A dodgy trader who sold cars with fiddled mileages and then threatened customers who asked for refunds has been handed a court bill of more than £3,000.
Pritpal Virdee bought cars from a licensed dealer in Cannock and sold them on eBay knowing their clocks had been tampered with, a court heard.
He swore at one customer who noticed a fault and tried to return her vehicle, shouting at her to leave his property, Cannock Magistrates Court was told yesterday.
Another customer who wanted a refund received a text reading: “Trust me, it will not be a good outcome for you.”
Khalid Mamood, prosecuting, said: “One of the customers drove the car home and found problems with the gearbox, thinking it was just a problem with her not being used to driving with six gears. She took it to the garage and ended up having to pay £1,720 to fix the car. The defendant said he had checked the car and it was no longer his problem.”
Mr Mamood added: “Most people, when they purchase a car, will look at the mileage. If the mileage had been accurate the purchase would not have been made.”
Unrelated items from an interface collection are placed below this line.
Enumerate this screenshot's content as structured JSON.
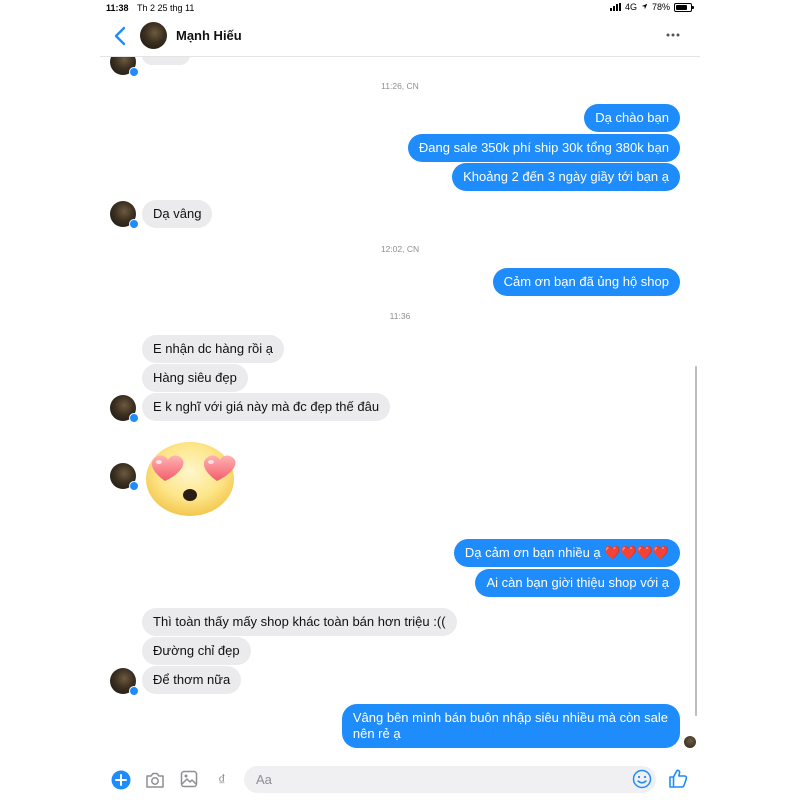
{
  "status_bar": {
    "time": "11:38",
    "date": "Th 2 25 thg 11",
    "network": "4G",
    "battery": "78%",
    "battery_level": 0.78
  },
  "header": {
    "contact_name": "Mạnh Hiếu"
  },
  "timestamps": [
    "11:26, CN",
    "12:02, CN",
    "11:36"
  ],
  "messages": {
    "out_1": "Dạ chào bạn",
    "out_2": "Đang sale 350k phí ship 30k tổng 380k bạn",
    "out_3": "Khoảng 2 đến 3 ngày giầy tới bạn ạ",
    "in_1": "Dạ vâng",
    "out_4": "Cảm ơn bạn đã ủng hộ shop",
    "in_2": "E nhận dc hàng rồi ạ",
    "in_3": "Hàng siêu đẹp",
    "in_4": "E k nghĩ với giá này mà đc đẹp thế đâu",
    "out_5": "Dạ cảm ơn bạn nhiều ạ ❤️❤️❤️❤️",
    "out_6": "Ai càn bạn giời thiệu shop với ạ",
    "in_5": "Thì toàn thấy mấy shop khác toàn bán hơn triệu :((",
    "in_6": "Đường chỉ đẹp",
    "in_7": "Để thơm nữa",
    "out_7_line1": "Vâng bên mình bán buôn nhập siêu nhiều mà còn sale",
    "out_7_line2": "nên rẻ ạ"
  },
  "composer": {
    "placeholder": "Aa"
  },
  "icons": [
    "back-chevron-icon",
    "more-icon",
    "plus-icon",
    "camera-icon",
    "image-icon",
    "dong-icon",
    "emoji-icon",
    "like-icon"
  ],
  "colors": {
    "accent": "#1e8cfa",
    "incoming_bubble": "#ebebed"
  }
}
Virdee, aged 35, of Penn Road, Wolverhampton, bought the Peugeot 406 and the Renault Megane from Cannock Car Auctions, the court heard. The Peugeot’s displayed mileage was reduced from more than 18,000 miles to 11,400 miles, while the Renault’s was lowered from nearly 166,500 to 89,000.
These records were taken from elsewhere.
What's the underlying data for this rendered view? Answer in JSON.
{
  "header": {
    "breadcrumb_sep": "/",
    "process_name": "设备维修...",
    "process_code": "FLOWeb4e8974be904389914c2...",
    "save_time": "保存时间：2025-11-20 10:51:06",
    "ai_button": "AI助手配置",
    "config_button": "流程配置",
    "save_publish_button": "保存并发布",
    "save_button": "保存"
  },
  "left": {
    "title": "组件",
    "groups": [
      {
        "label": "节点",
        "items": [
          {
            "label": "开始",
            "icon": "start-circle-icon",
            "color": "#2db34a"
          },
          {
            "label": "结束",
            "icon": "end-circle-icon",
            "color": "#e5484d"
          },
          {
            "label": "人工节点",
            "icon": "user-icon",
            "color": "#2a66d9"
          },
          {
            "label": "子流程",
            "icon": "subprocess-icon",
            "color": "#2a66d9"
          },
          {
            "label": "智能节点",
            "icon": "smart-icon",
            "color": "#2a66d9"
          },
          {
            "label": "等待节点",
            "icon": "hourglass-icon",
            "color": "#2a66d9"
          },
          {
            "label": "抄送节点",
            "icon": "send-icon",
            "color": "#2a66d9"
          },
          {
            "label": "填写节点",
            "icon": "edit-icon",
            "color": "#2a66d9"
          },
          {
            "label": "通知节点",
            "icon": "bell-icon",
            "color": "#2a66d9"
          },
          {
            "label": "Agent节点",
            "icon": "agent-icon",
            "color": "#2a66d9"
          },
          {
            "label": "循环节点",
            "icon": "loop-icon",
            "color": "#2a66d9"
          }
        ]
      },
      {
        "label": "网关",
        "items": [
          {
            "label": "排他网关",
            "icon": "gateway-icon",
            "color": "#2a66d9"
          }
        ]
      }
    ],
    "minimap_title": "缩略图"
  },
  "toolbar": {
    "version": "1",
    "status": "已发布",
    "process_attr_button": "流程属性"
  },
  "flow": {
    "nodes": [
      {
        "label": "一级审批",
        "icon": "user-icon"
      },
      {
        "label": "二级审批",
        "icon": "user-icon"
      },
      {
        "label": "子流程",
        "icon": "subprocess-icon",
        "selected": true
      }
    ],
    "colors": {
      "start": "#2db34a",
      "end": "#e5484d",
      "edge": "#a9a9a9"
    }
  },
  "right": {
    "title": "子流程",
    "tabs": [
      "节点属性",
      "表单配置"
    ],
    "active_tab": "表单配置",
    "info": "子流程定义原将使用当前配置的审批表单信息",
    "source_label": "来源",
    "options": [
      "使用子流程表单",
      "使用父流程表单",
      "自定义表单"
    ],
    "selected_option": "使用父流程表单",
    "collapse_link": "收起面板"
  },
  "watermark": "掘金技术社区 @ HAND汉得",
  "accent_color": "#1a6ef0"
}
It was claimed that specialist equipment would have been needed to alter the digital displays.
Virdee denied reducing the mileages but admitted knowing they had been altered before selling the cars on.
Exdol Mitchell, defending, said Virdee had needed to pay off protection money owed to his employer at the time, in return for guarding his family against gangs in Birmingham.
Mr Mitchell added: “He has suffered since this offence with periods of depression and he is medicated for that.”
At an earlier hearing, Virdee pleaded guilty to two charges of fraud by false representation in 2011 and 2012. He was given two community orders to run concurrently for 18 months, with requirements that he must receive 18 months’ supervision and do 300 hours of unpaid work.
He was also ordered to pay £2,863 in compensation, £500 costs and a £60 victim surcharge.